With Geelong’s Tom Stewart being reported for his violent act which left Richmond’s Dion Prestia physically unable to stay in the game, I am arguing that the AFL should evict players for such violations.

In terms of the Geelong vs Richmond game, the offending player (Stewart) remained on the field for the remainder of the game and played a key role in Geelong holding off Richmond’s comeback with a timely mark in the defensive 50 with minutes remaining. to go.

Stewart led the Geelong pre-match possession count with 29 (and six points), while a sick and sad Prestia watched from the stands.

A broadcast option would align the AFL with other professional sports that punish odorous abuses of the rules by sending the culprit away.

While I recognize that it can be difficult to know whether the action was intentional or simply reckless, the determining factor for maximum penalty would be whether the illegal play takes an opposing player out of play.

But a send-out option doesn’t have to leave an AFL team a player short, as is the case in football and the rugby codes when a player is sent off created a huge disadvantage that makes it extremely difficult to gain a lead or even defend .

There is a clear need to ensure that every AFL game remains fair given the huge advantage a team with greater numbers would have from a long and wide Australian rules football pitch.

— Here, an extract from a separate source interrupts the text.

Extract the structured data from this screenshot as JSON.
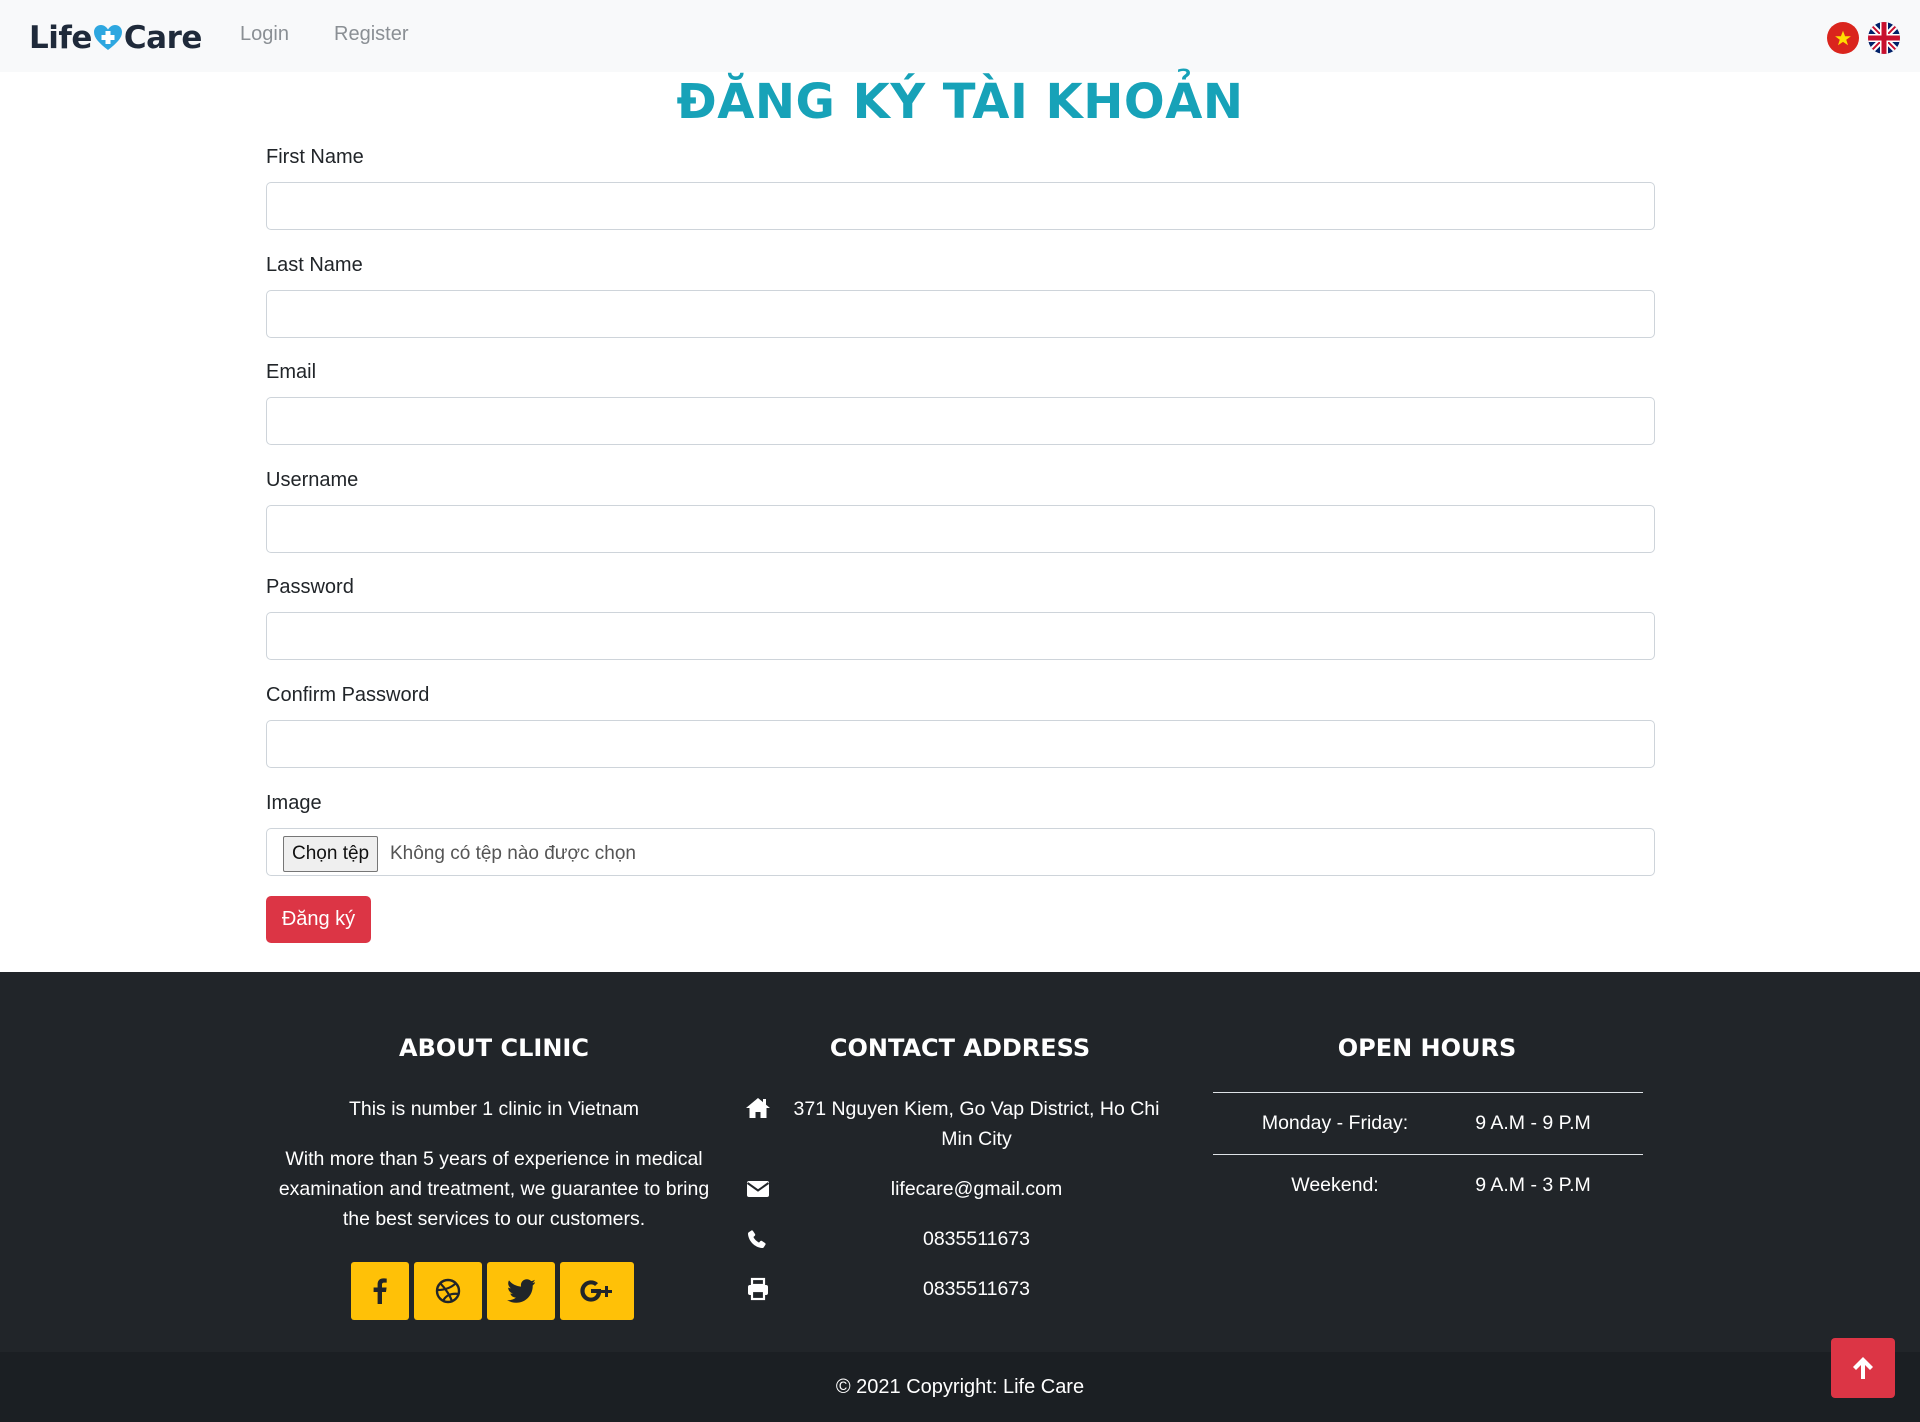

Tom Stewart and his Cats teammates look downcast

(Photo by Quinn Rooney/Getty Images)

Can you imagine a team running down the middle with an extra man in play, or an extra man in defense?

Hence, an AFL expulsion rule might allow a team to replace the suspended player with a substitute, but leave that team with one less substitute for the remainder of the game.

This would be more in line with the example of basketball when a violent offense allows the substituted player to be replaced.

But overseeing this broadcast option in the AFL requires video umpires who can act quickly to inform the field umpires that a serious incident needs to be reviewed.

On Saturday, much to the fury of commentators, the game continued around Prestia as he lay on the ground not knowing where he was, and play continued with the Cats scoring a goal through Tyson Stengle as Prestia was knocked off the ground. helped.

This was clearly an unfair situation for Richmond in a game that was decided by less than a goal.

The eviction rule would have the benefit of making each player think twice about violently hindering a player, either intentionally or recklessly, which can also help minimize concussions, a matter of primary concern for the AFL.

At a time when some of the recent rule changes have left players and fans alike appalled and confused, there are few reasons why the AFL couldn’t modernize its game with a reprieve, given the tremendous advantage gained from an intentional or unintentional action involving a lead player gets knocked out during a match, especially when the option I suggest wouldn’t leave a team with fewer players on the field.

What do readers think?